When caring for houseplants indoors or out, it’s essential to regularly inspect their soil for spider eggs. Though easily missed, spider eggs encased in silk can quickly turn into spider mites which cause considerable harm. While spider eggs in plant soil isn’t an everyday occurrence, when they do show up there are steps you can take to prevent further problems from developing.
While spiders may be annoying, they don’t pose much of a threat to plants themselves; in fact, they play an integral part in controlling populations of damaging insects such as gnats and thrips. Unfortunately, gardeners and growers who cultivate houseplants indoors or in greenhouses could face serious spider problems since spiders lay their eggs in soil where there is plenty of warmth, inactivity, nutrients and warmth for their offspring to flourish.
To prevent spider eggs from forming in your soil, allow it to dry out between watering sessions. This will deprive their eggs of necessary hydration and they should die within several days; however, this method is unsuitable for plants like succulents or pothos that require higher soil moisture levels.

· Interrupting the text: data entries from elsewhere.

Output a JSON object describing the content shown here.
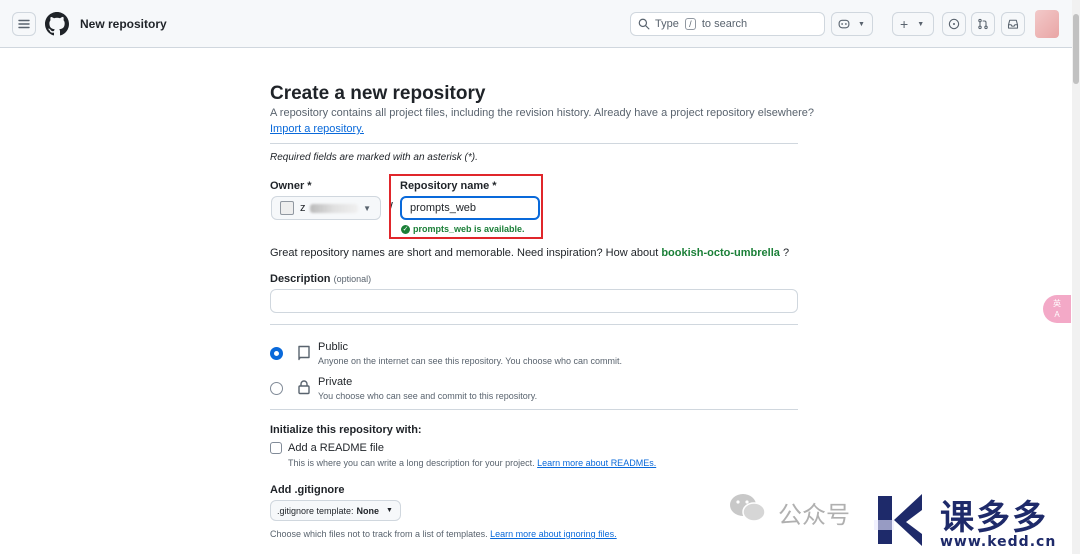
{
  "header": {
    "title": "New repository",
    "search_text_before": "Type",
    "search_key": "/",
    "search_text_after": "to search"
  },
  "page": {
    "heading": "Create a new repository",
    "description": "A repository contains all project files, including the revision history. Already have a project repository elsewhere?",
    "import_link": "Import a repository.",
    "required_note": "Required fields are marked with an asterisk (*)."
  },
  "form": {
    "owner_label": "Owner *",
    "owner_value_visible": "z",
    "separator": "/",
    "repo_name_label": "Repository name *",
    "repo_name_value": "prompts_web",
    "availability": "prompts_web is available.",
    "great_names_text": "Great repository names are short and memorable. Need inspiration? How about",
    "suggestion": "bookish-octo-umbrella",
    "suggestion_suffix": "?",
    "description_label": "Description",
    "description_optional": "(optional)",
    "description_value": ""
  },
  "visibility": {
    "public": {
      "title": "Public",
      "subtitle": "Anyone on the internet can see this repository. You choose who can commit.",
      "selected": true
    },
    "private": {
      "title": "Private",
      "subtitle": "You choose who can see and commit to this repository.",
      "selected": false
    }
  },
  "initialize": {
    "label": "Initialize this repository with:",
    "readme_label": "Add a README file",
    "readme_checked": false,
    "readme_sub": "This is where you can write a long description for your project.",
    "readme_link": "Learn more about READMEs."
  },
  "gitignore": {
    "label": "Add .gitignore",
    "select_prefix": ".gitignore template:",
    "select_value": "None",
    "sub": "Choose which files not to track from a list of templates.",
    "sub_link": "Learn more about ignoring files."
  },
  "overlay": {
    "translate_line1": "英",
    "translate_line2": "A"
  },
  "watermark": {
    "gzh": "公众号",
    "brand": "课多多",
    "url": "www.kedd.cn"
  },
  "colors": {
    "accent": "#0969da",
    "success": "#1a7f37",
    "highlight_box": "#e0262b"
  }
}
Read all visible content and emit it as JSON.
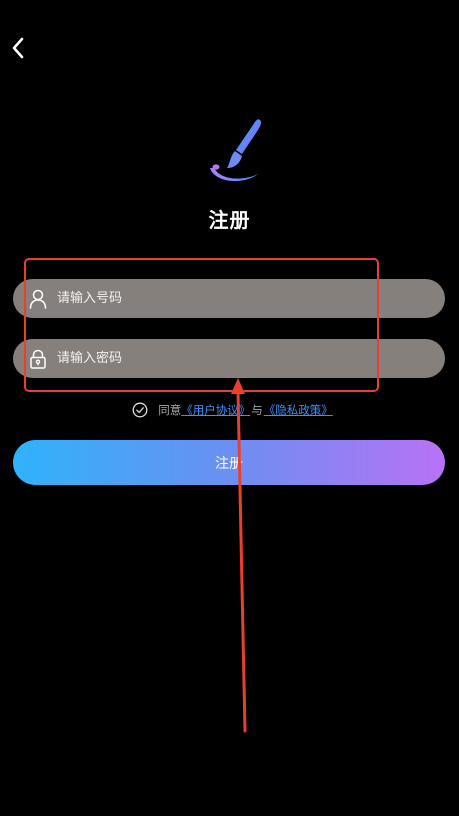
{
  "header": {
    "back_icon": "chevron-left-icon"
  },
  "logo": {
    "icon": "paintbrush-icon",
    "colors": [
      "#3aa0ff",
      "#8a6cf0",
      "#b07cf7"
    ]
  },
  "page": {
    "title": "注册"
  },
  "form": {
    "phone": {
      "icon": "user-icon",
      "placeholder": "请输入号码",
      "value": ""
    },
    "password": {
      "icon": "lock-icon",
      "placeholder": "请输入密码",
      "value": ""
    }
  },
  "agreement": {
    "checked": false,
    "prefix": "同意",
    "user_agreement": "《用户协议》",
    "connector": "与",
    "privacy_policy": "《隐私政策》",
    "link_color": "#3d8fff"
  },
  "submit": {
    "label": "注册",
    "gradient": [
      "#2fb3fb",
      "#6b8ff2",
      "#b872f5"
    ]
  },
  "annotation": {
    "color": "#e8402f"
  }
}
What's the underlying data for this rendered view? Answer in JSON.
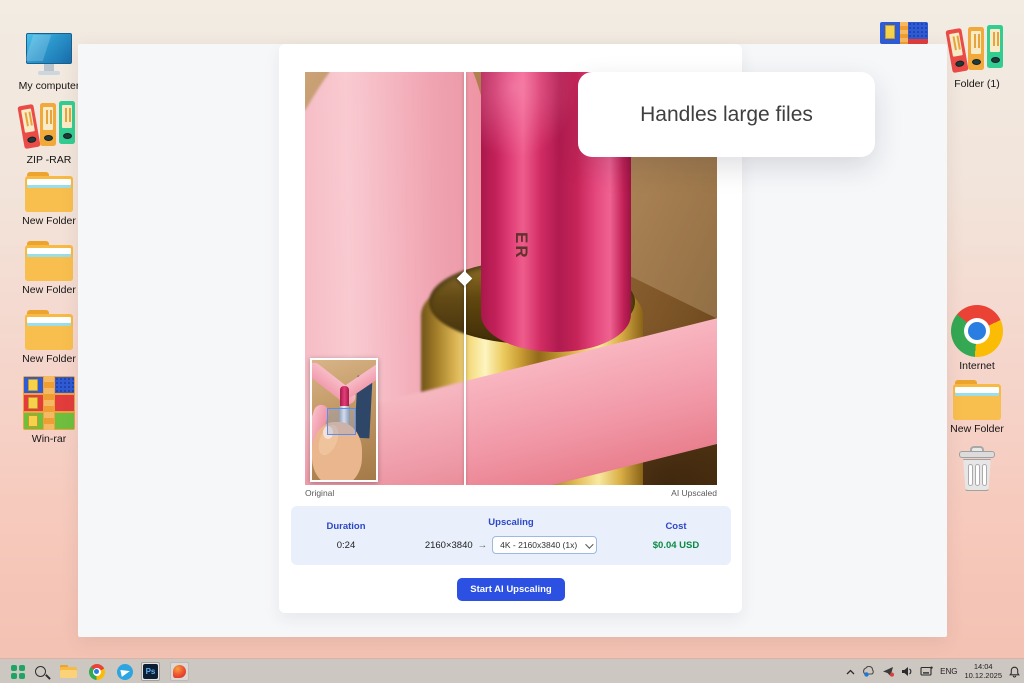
{
  "desktop": {
    "left_icons": [
      {
        "label": "My computer"
      },
      {
        "label": "ZIP -RAR"
      },
      {
        "label": "New Folder"
      },
      {
        "label": "New Folder"
      },
      {
        "label": "New Folder"
      },
      {
        "label": "Win-rar"
      }
    ],
    "right_icons": [
      {
        "label": "Folder (1)"
      },
      {
        "label": "Internet"
      },
      {
        "label": "New Folder"
      }
    ]
  },
  "app": {
    "tooltip_text": "Handles large files",
    "image_brand_text": "ER",
    "compare": {
      "left_label": "Original",
      "right_label": "AI Upscaled"
    },
    "panel": {
      "duration_label": "Duration",
      "duration_value": "0:24",
      "upscaling_label": "Upscaling",
      "source_resolution": "2160×3840",
      "arrow": "→",
      "selected_option": "4K - 2160x3840 (1x)",
      "cost_label": "Cost",
      "cost_value": "$0.04 USD"
    },
    "start_button_label": "Start AI Upscaling"
  },
  "taskbar": {
    "tray": {
      "language": "ENG",
      "time": "14:04",
      "date": "10.12.2025"
    }
  },
  "colors": {
    "accent_blue": "#2b50e2",
    "panel_bg": "#e9f0fb",
    "label_blue": "#2d47c8",
    "cost_green": "#0a8a43"
  }
}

Another solution is applying natural insecticides directly to the soil. Neem oil-containing insecticidal soaps provide an effective means of killing spider eggs in plant soil; simply pour a solution onto infested areas to kill any eggs or nymphs before rinsing the area with clean water afterwards.

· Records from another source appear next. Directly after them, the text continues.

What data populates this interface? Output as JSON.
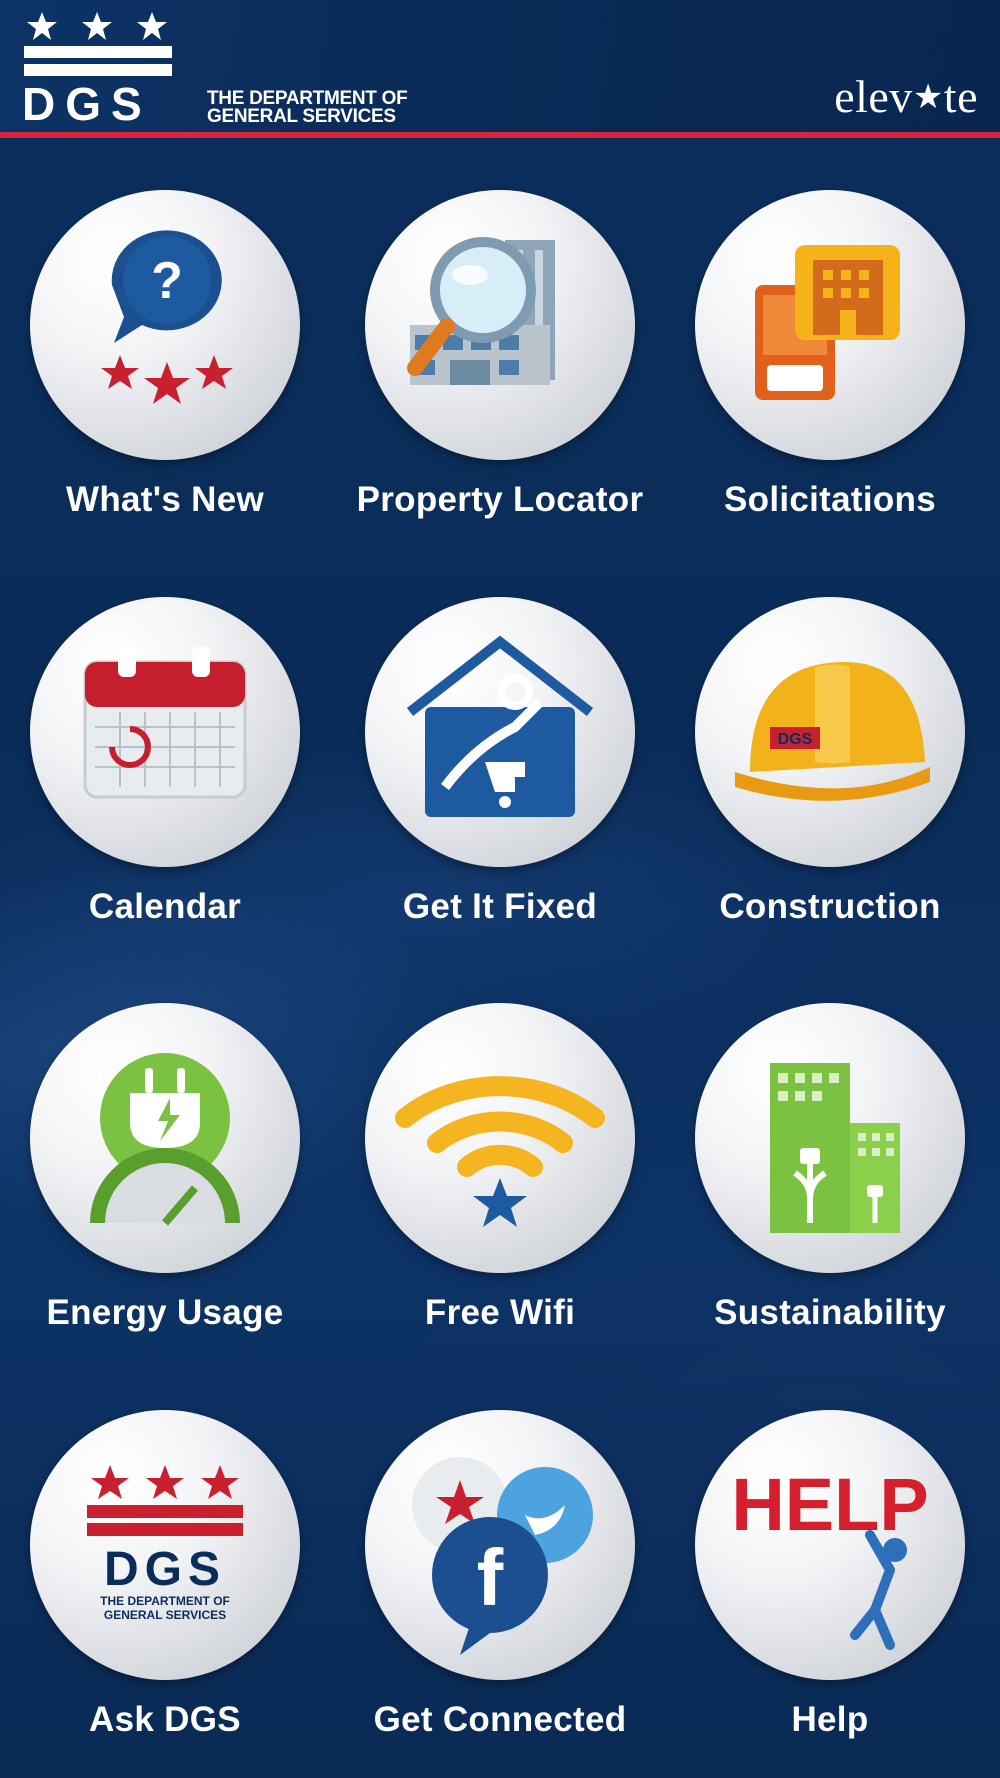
{
  "header": {
    "logo_text": "DGS",
    "org_name_line1": "THE DEPARTMENT OF",
    "org_name_line2": "GENERAL SERVICES",
    "brand_left": "elev",
    "brand_star": "★",
    "brand_right": "te"
  },
  "tiles": [
    {
      "label": "What's New",
      "icon": "question-chat-icon"
    },
    {
      "label": "Property Locator",
      "icon": "magnifier-building-icon"
    },
    {
      "label": "Solicitations",
      "icon": "phone-building-icon"
    },
    {
      "label": "Calendar",
      "icon": "calendar-icon"
    },
    {
      "label": "Get It Fixed",
      "icon": "house-repair-icon"
    },
    {
      "label": "Construction",
      "icon": "hard-hat-icon"
    },
    {
      "label": "Energy Usage",
      "icon": "plug-gauge-icon"
    },
    {
      "label": "Free Wifi",
      "icon": "wifi-star-icon"
    },
    {
      "label": "Sustainability",
      "icon": "green-buildings-icon"
    },
    {
      "label": "Ask DGS",
      "icon": "dgs-logo-icon"
    },
    {
      "label": "Get Connected",
      "icon": "social-bubbles-icon"
    },
    {
      "label": "Help",
      "icon": "help-climber-icon"
    }
  ],
  "tile_icon_texts": {
    "ask_dgs_logo": "DGS",
    "ask_dgs_sub1": "THE DEPARTMENT OF",
    "ask_dgs_sub2": "GENERAL SERVICES",
    "help_word": "HELP",
    "hat_text": "DGS"
  },
  "colors": {
    "background": "#0b2d5c",
    "accent_red": "#d7263b",
    "label": "#ffffff"
  }
}
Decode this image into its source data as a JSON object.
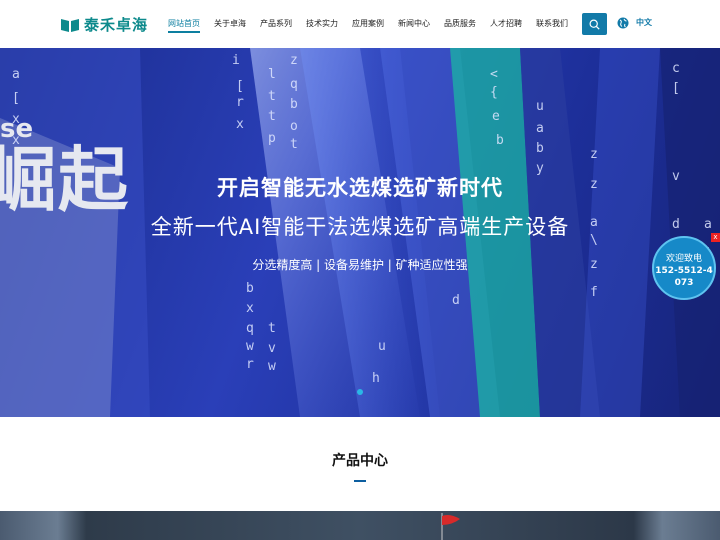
{
  "brand": {
    "name": "泰禾卓海",
    "color": "#0d8a8c"
  },
  "nav": {
    "items": [
      {
        "label": "网站首页",
        "active": true
      },
      {
        "label": "关于卓海",
        "active": false
      },
      {
        "label": "产品系列",
        "active": false
      },
      {
        "label": "技术实力",
        "active": false
      },
      {
        "label": "应用案例",
        "active": false
      },
      {
        "label": "新闻中心",
        "active": false
      },
      {
        "label": "品质服务",
        "active": false
      },
      {
        "label": "人才招聘",
        "active": false
      },
      {
        "label": "联系我们",
        "active": false
      }
    ],
    "search_icon": "search-icon",
    "globe_icon": "globe-icon",
    "language": "中文"
  },
  "hero": {
    "title": "开启智能无水选煤选矿新时代",
    "subtitle": "全新一代AI智能干法选煤选矿高端生产设备",
    "tags": "分选精度高 | 设备易维护 | 矿种适应性强",
    "bg_big_text": "崛起",
    "bg_small_text": "se",
    "accent": "#2ab7e6"
  },
  "hotline": {
    "label": "欢迎致电",
    "phone": "152-5512-4073",
    "close": "x"
  },
  "products": {
    "title": "产品中心"
  }
}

Alternately, systemic pesticides that penetrate through the roots of plants containing imidacloprid may help. Their active ingredient will be taken up by plants as sustenance for themselves – eliminating spider mites and their eggs with each ingestion by them.
Finally, predatory insects such as ladybugs, lacewings and nematodes can help control spider eggs and other unwanted pests in the soil. Consider releasing them regularly into your greenhouse or garden every spring and summer in order to keep the population of damaging insects under control.

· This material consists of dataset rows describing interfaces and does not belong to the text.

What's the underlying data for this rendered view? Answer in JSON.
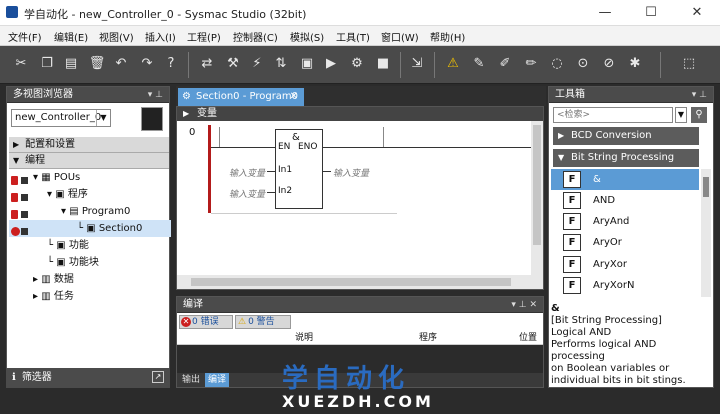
{
  "window": {
    "title": "学自动化 - new_Controller_0 - Sysmac Studio (32bit)",
    "minimize": "—",
    "maximize": "☐",
    "close": "✕"
  },
  "menu": [
    "文件(F)",
    "编辑(E)",
    "视图(V)",
    "插入(I)",
    "工程(P)",
    "控制器(C)",
    "模拟(S)",
    "工具(T)",
    "窗口(W)",
    "帮助(H)"
  ],
  "left_panel": {
    "title": "多视图浏览器",
    "pin": "▾ 𝅂",
    "controller": "new_Controller_0",
    "sections": [
      "配置和设置",
      "编程"
    ],
    "tree": [
      {
        "label": "POUs"
      },
      {
        "label": "程序"
      },
      {
        "label": "Program0"
      },
      {
        "label": "Section0"
      },
      {
        "label": "功能"
      },
      {
        "label": "功能块"
      },
      {
        "label": "数据"
      },
      {
        "label": "任务"
      }
    ],
    "filter": "筛选器"
  },
  "editor": {
    "tab": "Section0 - Program0",
    "tab_close": "✕",
    "var_label": "变量",
    "rung_number": "0",
    "block": {
      "name": "&",
      "en": "EN",
      "eno": "ENO",
      "in1": "In1",
      "in2": "In2"
    },
    "input_var": "输入变量"
  },
  "compile_panel": {
    "title": "编译",
    "errors": "0 错误",
    "warnings": "0 警告",
    "columns": [
      "说明",
      "程序",
      "位置"
    ],
    "tabs": [
      "输出",
      "编译"
    ]
  },
  "toolbox": {
    "title": "工具箱",
    "search_placeholder": "<检索>",
    "categories": [
      "BCD Conversion",
      "Bit String Processing"
    ],
    "items": [
      "&",
      "AND",
      "AryAnd",
      "AryOr",
      "AryXor",
      "AryXorN"
    ],
    "item_icon": "F",
    "description": {
      "name": "&",
      "category": "[Bit String Processing]",
      "line1": "Logical AND",
      "line2": "Performs logical AND processing",
      "line3": "on Boolean variables or",
      "line4": "individual bits in bit stings."
    }
  },
  "watermark": {
    "cn": "学自动化",
    "url": "XUEZDH.COM"
  }
}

A simple way to detect spider eggs in plant soil is to shine a bright light over it and look for webbing, or any small mounds near plants where egg sacs have been hidden. Additionally, natural spider-egg enemies like nematodes or predatory mites may help search out and destroy spider eggs before they hatch; regular observation with magnifying glasses will enable early detection so you can enjoy a flourishing garden without dealing with spider eggs in plant soil.